◆ **Material provided**:
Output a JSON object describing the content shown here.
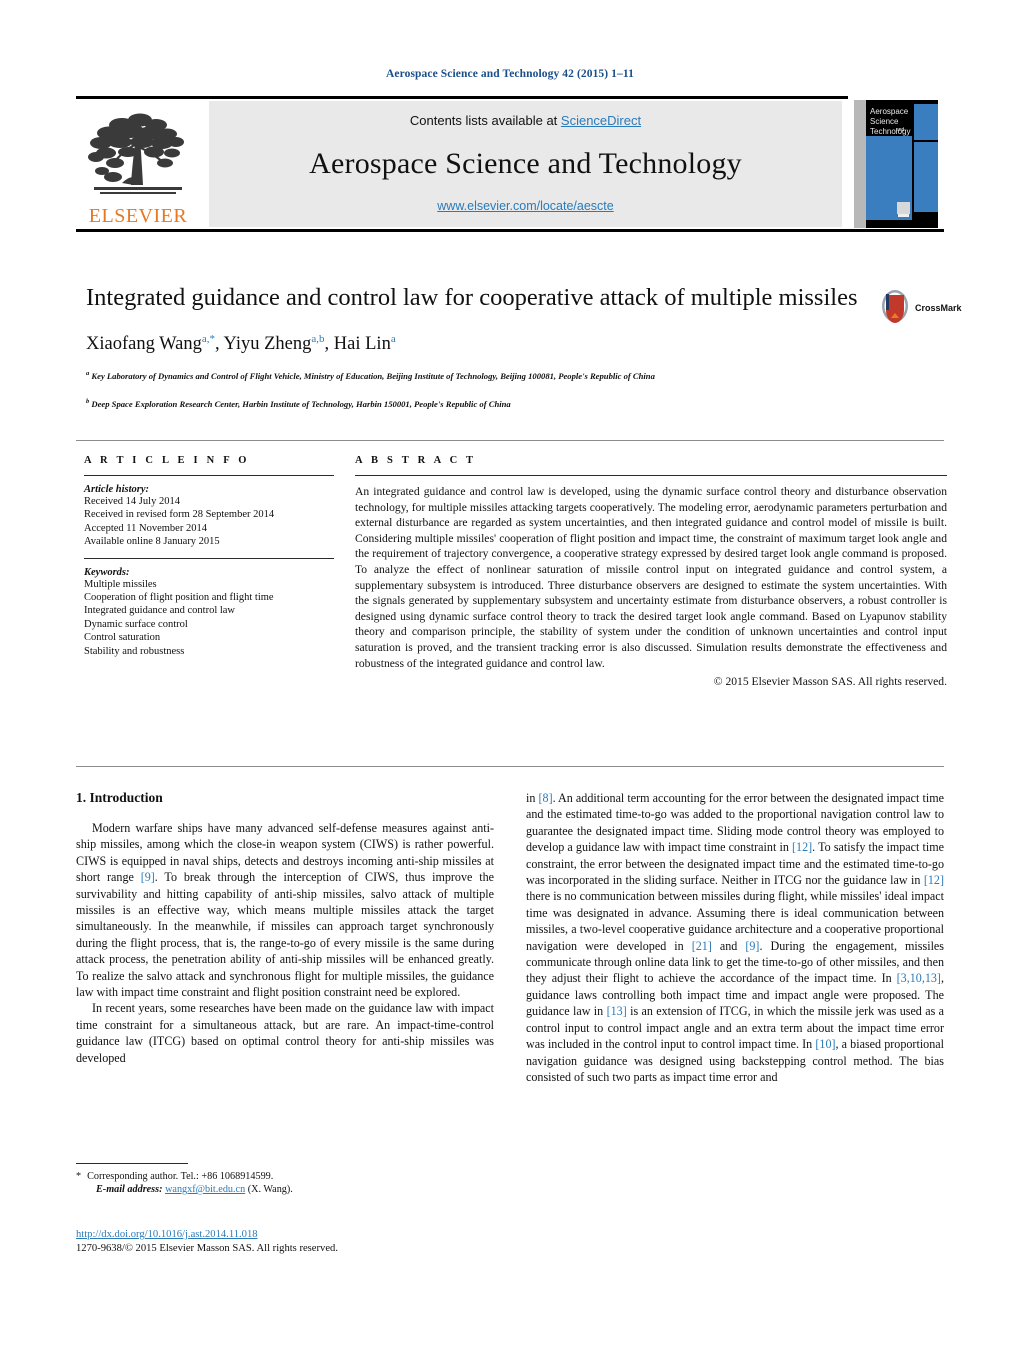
{
  "running_head": "Aerospace Science and Technology 42 (2015) 1–11",
  "masthead": {
    "contents_prefix": "Contents lists available at ",
    "sciencedirect": "ScienceDirect",
    "journal_title": "Aerospace Science and Technology",
    "journal_url": "www.elsevier.com/locate/aescte",
    "publisher_wordmark": "ELSEVIER",
    "cover_line1": "Aerospace",
    "cover_line2": "Science",
    "cover_line3": "and",
    "cover_line4": "Technology"
  },
  "article": {
    "title": "Integrated guidance and control law for cooperative attack of multiple missiles",
    "authors_html": "Xiaofang Wang<sup>a,*</sup>, Yiyu Zheng<sup>a,b</sup>, Hai Lin<sup>a</sup>",
    "affiliation_a": "Key Laboratory of Dynamics and Control of Flight Vehicle, Ministry of Education, Beijing Institute of Technology, Beijing 100081, People's Republic of China",
    "affiliation_b": "Deep Space Exploration Research Center, Harbin Institute of Technology, Harbin 150001, People's Republic of China",
    "crossmark_label": "CrossMark"
  },
  "article_info": {
    "heading": "A R T I C L E   I N F O",
    "history_label": "Article history:",
    "history": [
      "Received 14 July 2014",
      "Received in revised form 28 September 2014",
      "Accepted 11 November 2014",
      "Available online 8 January 2015"
    ],
    "keywords_label": "Keywords:",
    "keywords": [
      "Multiple missiles",
      "Cooperation of flight position and flight time",
      "Integrated guidance and control law",
      "Dynamic surface control",
      "Control saturation",
      "Stability and robustness"
    ]
  },
  "abstract": {
    "heading": "A B S T R A C T",
    "text": "An integrated guidance and control law is developed, using the dynamic surface control theory and disturbance observation technology, for multiple missiles attacking targets cooperatively. The modeling error, aerodynamic parameters perturbation and external disturbance are regarded as system uncertainties, and then integrated guidance and control model of missile is built. Considering multiple missiles' cooperation of flight position and impact time, the constraint of maximum target look angle and the requirement of trajectory convergence, a cooperative strategy expressed by desired target look angle command is proposed. To analyze the effect of nonlinear saturation of missile control input on integrated guidance and control system, a supplementary subsystem is introduced. Three disturbance observers are designed to estimate the system uncertainties. With the signals generated by supplementary subsystem and uncertainty estimate from disturbance observers, a robust controller is designed using dynamic surface control theory to track the desired target look angle command. Based on Lyapunov stability theory and comparison principle, the stability of system under the condition of unknown uncertainties and control input saturation is proved, and the transient tracking error is also discussed. Simulation results demonstrate the effectiveness and robustness of the integrated guidance and control law.",
    "copyright": "© 2015 Elsevier Masson SAS. All rights reserved."
  },
  "body": {
    "section_title": "1. Introduction",
    "left_para_1_html": "Modern warfare ships have many advanced self-defense measures against anti-ship missiles, among which the close-in weapon system (CIWS) is rather powerful. CIWS is equipped in naval ships, detects and destroys incoming anti-ship missiles at short range <span class=\"ref\">[9]</span>. To break through the interception of CIWS, thus improve the survivability and hitting capability of anti-ship missiles, salvo attack of multiple missiles is an effective way, which means multiple missiles attack the target simultaneously. In the meanwhile, if missiles can approach target synchronously during the flight process, that is, the range-to-go of every missile is the same during attack process, the penetration ability of anti-ship missiles will be enhanced greatly. To realize the salvo attack and synchronous flight for multiple missiles, the guidance law with impact time constraint and flight position constraint need be explored.",
    "left_para_2_html": "In recent years, some researches have been made on the guidance law with impact time constraint for a simultaneous attack, but are rare. An impact-time-control guidance law (ITCG) based on optimal control theory for anti-ship missiles was developed",
    "right_para_1_html": "in <span class=\"ref\">[8]</span>. An additional term accounting for the error between the designated impact time and the estimated time-to-go was added to the proportional navigation control law to guarantee the designated impact time. Sliding mode control theory was employed to develop a guidance law with impact time constraint in <span class=\"ref\">[12]</span>. To satisfy the impact time constraint, the error between the designated impact time and the estimated time-to-go was incorporated in the sliding surface. Neither in ITCG nor the guidance law in <span class=\"ref\">[12]</span> there is no communication between missiles during flight, while missiles' ideal impact time was designated in advance. Assuming there is ideal communication between missiles, a two-level cooperative guidance architecture and a cooperative proportional navigation were developed in <span class=\"ref\">[21]</span> and <span class=\"ref\">[9]</span>. During the engagement, missiles communicate through online data link to get the time-to-go of other missiles, and then they adjust their flight to achieve the accordance of the impact time. In <span class=\"ref\">[3,10,13]</span>, guidance laws controlling both impact time and impact angle were proposed. The guidance law in <span class=\"ref\">[13]</span> is an extension of ITCG, in which the missile jerk was used as a control input to control impact angle and an extra term about the impact time error was included in the control input to control impact time. In <span class=\"ref\">[10]</span>, a biased proportional navigation guidance was designed using backstepping control method. The bias consisted of such two parts as impact time error and"
  },
  "footnote": {
    "star": "*",
    "corresponding_html": "Corresponding author. Tel.: +86 1068914599.",
    "email_label": "E-mail address:",
    "email": "wangxf@bit.edu.cn",
    "email_suffix": "(X. Wang)."
  },
  "footer": {
    "doi": "http://dx.doi.org/10.1016/j.ast.2014.11.018",
    "issn_line": "1270-9638/© 2015 Elsevier Masson SAS. All rights reserved."
  },
  "colors": {
    "link": "#2b7bb9",
    "elsevier_orange": "#E87722",
    "cover_blue": "#3a7ec0"
  }
}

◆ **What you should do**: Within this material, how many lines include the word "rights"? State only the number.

◆ **Task result**: 2